[Opening RECORDS PROVIDED section]
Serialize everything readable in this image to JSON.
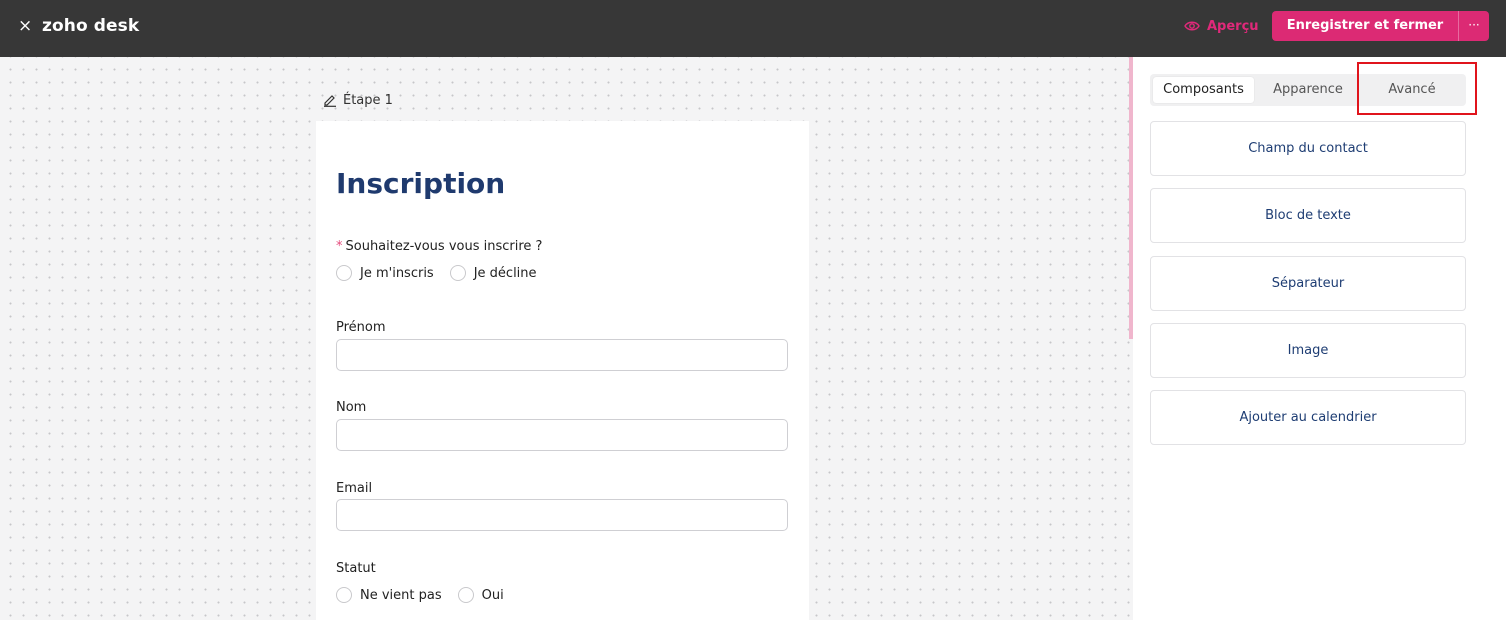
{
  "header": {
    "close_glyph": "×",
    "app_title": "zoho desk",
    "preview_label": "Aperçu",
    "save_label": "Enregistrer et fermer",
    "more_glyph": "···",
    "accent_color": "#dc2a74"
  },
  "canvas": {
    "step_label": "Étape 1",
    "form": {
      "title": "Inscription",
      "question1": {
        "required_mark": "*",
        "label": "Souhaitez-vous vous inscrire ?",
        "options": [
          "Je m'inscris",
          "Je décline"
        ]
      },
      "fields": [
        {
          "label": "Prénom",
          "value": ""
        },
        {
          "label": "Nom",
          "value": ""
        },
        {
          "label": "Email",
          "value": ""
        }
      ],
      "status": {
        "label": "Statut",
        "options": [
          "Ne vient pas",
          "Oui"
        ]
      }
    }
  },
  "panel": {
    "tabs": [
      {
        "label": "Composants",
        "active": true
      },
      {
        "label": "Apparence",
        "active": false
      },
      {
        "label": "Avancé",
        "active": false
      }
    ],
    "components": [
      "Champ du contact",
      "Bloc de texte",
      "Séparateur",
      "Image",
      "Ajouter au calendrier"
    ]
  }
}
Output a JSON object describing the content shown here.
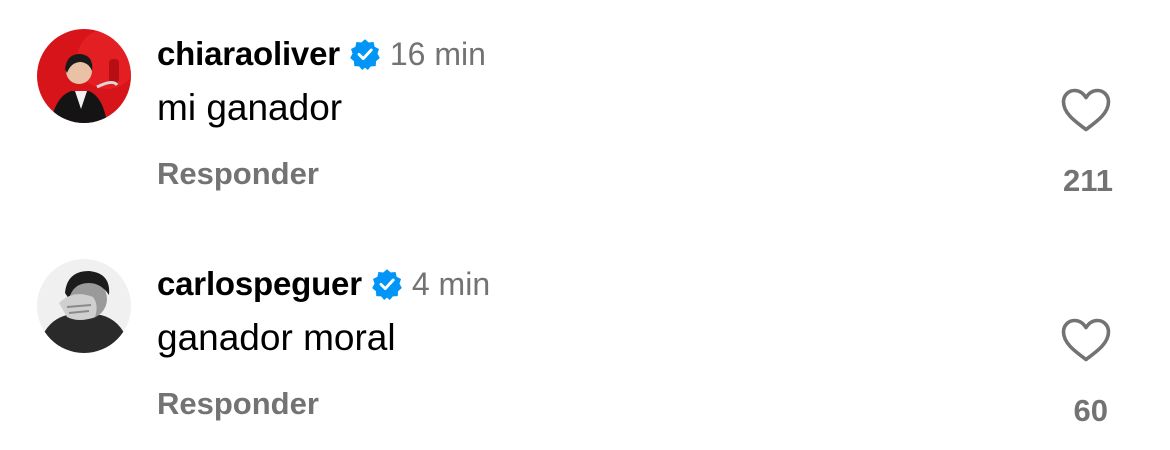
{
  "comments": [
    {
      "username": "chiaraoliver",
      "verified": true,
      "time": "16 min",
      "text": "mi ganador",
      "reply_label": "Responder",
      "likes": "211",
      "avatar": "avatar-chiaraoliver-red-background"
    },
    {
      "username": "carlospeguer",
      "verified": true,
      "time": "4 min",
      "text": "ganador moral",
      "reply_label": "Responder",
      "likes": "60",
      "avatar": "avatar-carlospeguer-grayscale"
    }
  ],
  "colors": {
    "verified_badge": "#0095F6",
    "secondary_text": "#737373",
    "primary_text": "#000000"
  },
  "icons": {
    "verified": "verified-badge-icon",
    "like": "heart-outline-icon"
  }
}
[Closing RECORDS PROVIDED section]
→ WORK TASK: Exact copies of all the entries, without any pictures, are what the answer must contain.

→ EXERCISE ANSWER:
Serialize everything readable in this image to JSON.
{
  "header": {
    "close_glyph": "×",
    "app_title": "zoho desk",
    "preview_label": "Aperçu",
    "save_label": "Enregistrer et fermer",
    "more_glyph": "···",
    "accent_color": "#dc2a74"
  },
  "canvas": {
    "step_label": "Étape 1",
    "form": {
      "title": "Inscription",
      "question1": {
        "required_mark": "*",
        "label": "Souhaitez-vous vous inscrire ?",
        "options": [
          "Je m'inscris",
          "Je décline"
        ]
      },
      "fields": [
        {
          "label": "Prénom",
          "value": ""
        },
        {
          "label": "Nom",
          "value": ""
        },
        {
          "label": "Email",
          "value": ""
        }
      ],
      "status": {
        "label": "Statut",
        "options": [
          "Ne vient pas",
          "Oui"
        ]
      }
    }
  },
  "panel": {
    "tabs": [
      {
        "label": "Composants",
        "active": true
      },
      {
        "label": "Apparence",
        "active": false
      },
      {
        "label": "Avancé",
        "active": false
      }
    ],
    "components": [
      "Champ du contact",
      "Bloc de texte",
      "Séparateur",
      "Image",
      "Ajouter au calendrier"
    ]
  }
}
Output a JSON object describing the content shown here.
{
  "comments": [
    {
      "username": "chiaraoliver",
      "verified": true,
      "time": "16 min",
      "text": "mi ganador",
      "reply_label": "Responder",
      "likes": "211",
      "avatar": "avatar-chiaraoliver-red-background"
    },
    {
      "username": "carlospeguer",
      "verified": true,
      "time": "4 min",
      "text": "ganador moral",
      "reply_label": "Responder",
      "likes": "60",
      "avatar": "avatar-carlospeguer-grayscale"
    }
  ],
  "colors": {
    "verified_badge": "#0095F6",
    "secondary_text": "#737373",
    "primary_text": "#000000"
  },
  "icons": {
    "verified": "verified-badge-icon",
    "like": "heart-outline-icon"
  }
}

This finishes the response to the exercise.